NIKE PRESENTS LONG-TERM VISION AT INVESTOR DAY
In 2015, Nike (NKE) Chief Executive Mark Parker, a Phil Knight disciple, projected company revenue would hit $50 billion/year by 2020. Fast forward to Wednesday’s investor day and the $50 billion mark no longer appears realistic. Speaking in broad strokes, Parker presented the company’s long-term vision; offering up padded stats that project 50% of future sales growth coming from “innovation”, 75% of future revenue growth coming from “international” expansion (read: China) and “huge opportunities” in women’s footwear. NKE has even taken a page out of Silicon Valley’s playbook, disrupting the company’s long-time sales model in hopes that partnerships with Amazon and Instagram will help the company reach Parker’s goal.

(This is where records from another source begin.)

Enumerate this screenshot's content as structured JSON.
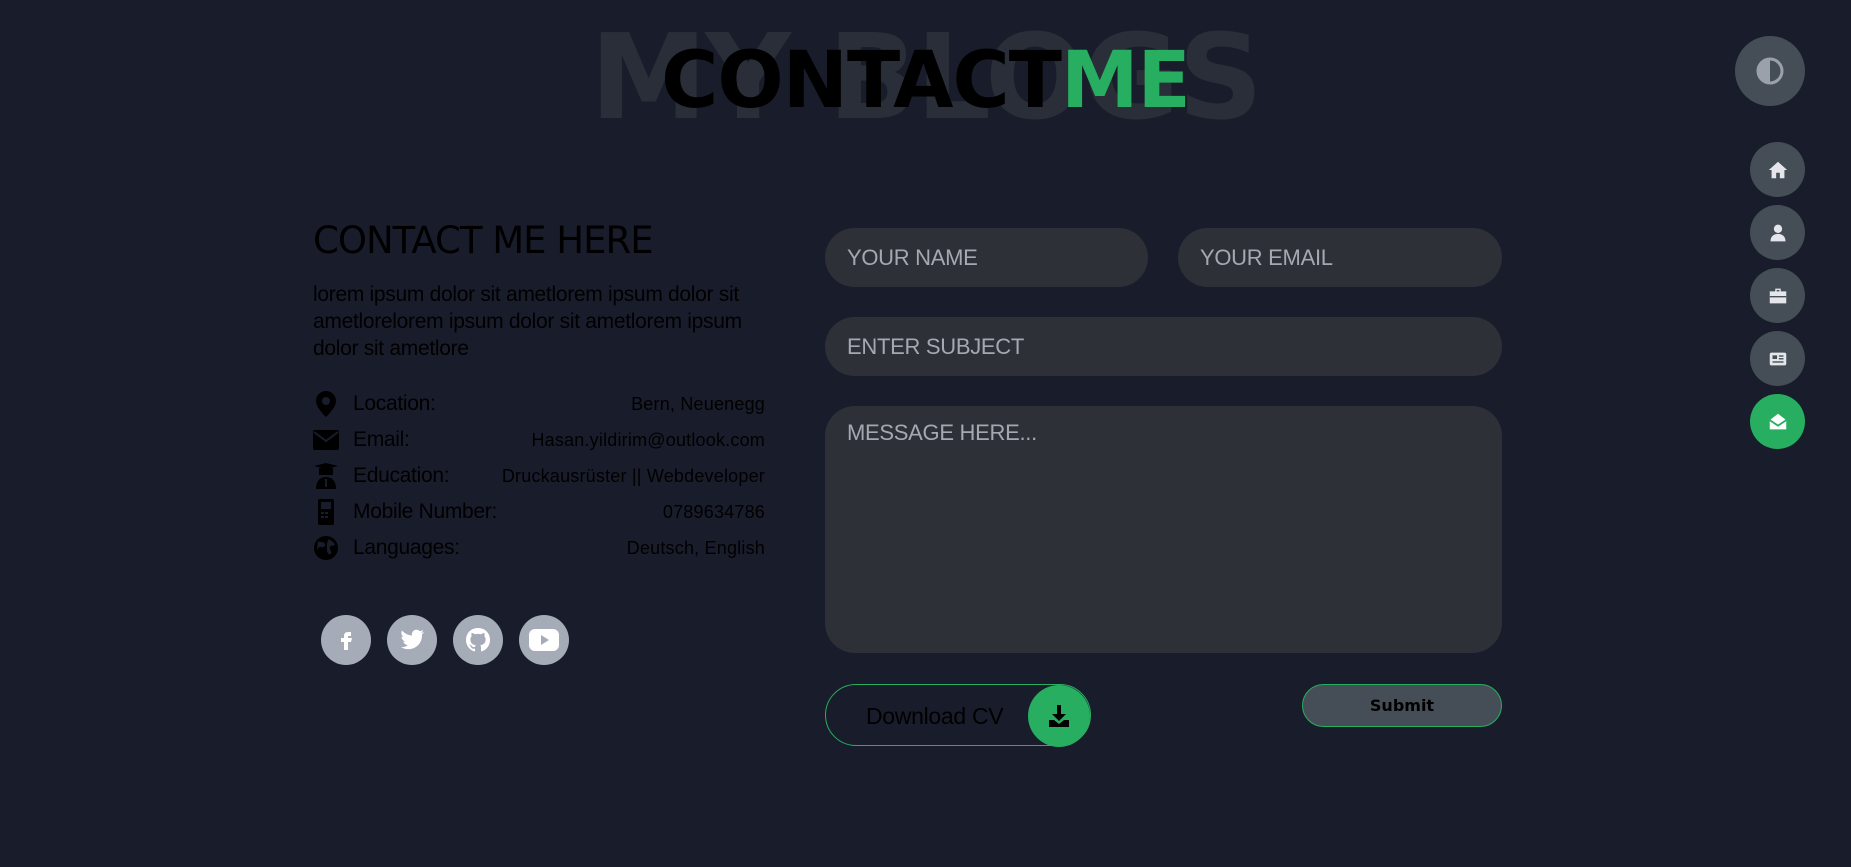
{
  "header": {
    "background_title": "MY BLOGS",
    "title_main": "CONTACT",
    "title_accent": "ME"
  },
  "theme_toggle": {
    "icon": "contrast-icon"
  },
  "nav": {
    "items": [
      {
        "icon": "home-icon",
        "active": false
      },
      {
        "icon": "user-icon",
        "active": false
      },
      {
        "icon": "briefcase-icon",
        "active": false
      },
      {
        "icon": "newspaper-icon",
        "active": false
      },
      {
        "icon": "envelope-open-icon",
        "active": true
      }
    ]
  },
  "contact": {
    "heading": "CONTACT ME HERE",
    "intro": "lorem ipsum dolor sit ametlorem ipsum dolor sit ametlorelorem ipsum dolor sit ametlorem ipsum dolor sit ametlore",
    "info": [
      {
        "icon": "location-pin-icon",
        "label": "Location:",
        "value": "Bern, Neuenegg"
      },
      {
        "icon": "envelope-icon",
        "label": "Email:",
        "value": "Hasan.yildirim@outlook.com"
      },
      {
        "icon": "graduate-icon",
        "label": "Education:",
        "value": "Druckausrüster || Webdeveloper"
      },
      {
        "icon": "mobile-phone-icon",
        "label": "Mobile Number:",
        "value": "0789634786"
      },
      {
        "icon": "globe-icon",
        "label": "Languages:",
        "value": "Deutsch, English"
      }
    ],
    "socials": [
      {
        "icon": "facebook-icon"
      },
      {
        "icon": "twitter-icon"
      },
      {
        "icon": "github-icon"
      },
      {
        "icon": "youtube-icon"
      }
    ]
  },
  "form": {
    "name_placeholder": "YOUR NAME",
    "email_placeholder": "YOUR EMAIL",
    "subject_placeholder": "ENTER SUBJECT",
    "message_placeholder": "MESSAGE HERE...",
    "download_label": "Download CV",
    "submit_label": "Submit"
  },
  "colors": {
    "background": "#191d2b",
    "accent": "#27ae60",
    "button_grey": "#454e56",
    "input_bg": "#2d3037",
    "social_bg": "#a5acb8"
  }
}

Howie Long-Short: Parker’s $50 billion revenue target was always ambitious, considering NKE would have had to grow revenue 63% (from the time of his comment) to achieve it. 2015 was an outlier year, with record growth in both the apparel and footwear industries. Parker expected the trend would continue for the balance of the decade, but that hasn’t been the case. Sales growth slowed to just .1% over the last 90 days. I’m confident in saying, $50 billion by 2020 simply isn’t going to happen.
Fan Marino: Forbes released their list of the 40 most valuable brands in sports. Nike finished first with an estimated value of $29.6 billion, up 9.6% from their ’16 valuations. ESPN (DIS) ($15.8 billion, -4.2%), Adidas (ADDYY) ($7.9 billion, +12.9%), Sky Sports (SKY) ($5.5 billion, +10%) and Under Armour (UAA) ($4.4 billion, -20%) rounded out the Top 5.
Note: The summary for this story was written by our friends at The Water Coolest. Check out TheWaterCoolest.com for the latest market news and professional advice.
What is JohnWallStreet?
JohnWallStreet is not a person or location, but a destination for the educated sports fan.
While we won’t be publishing “hot takes” on LeBron’s relative greatness to Jordan, we will be offering up the most relevant sports related finance news, in easily digestible bites, with commentary from both the equities analyst and sports fanatic perspectives.
We’ll cover publicly traded professional teams & stadiums, television networks, apparel & footwear companies, equipment companies, ticketing companies, content and facilities providers. If it trades on Wall Street, and has a sports angle, it’s in our wheel house.
Howie Long-Short and Fan Marino will be providing their expert opinions on each story. They have slightly different areas of expertise. Fan Marino is a firm believer that the SEC is the premier football conference. Howie Long-Short knows it as the Security & Exchange Commission. Fan Marino lives and dies with the college selection of 5 star, blue chip recruits. Howie Long-Short spends his days analyzing blue chip stocks. Howie Long-Short knows that Black Monday occurred on October 19th, 1987. Fan Marino swears it happens every January after Week 17. You get the point.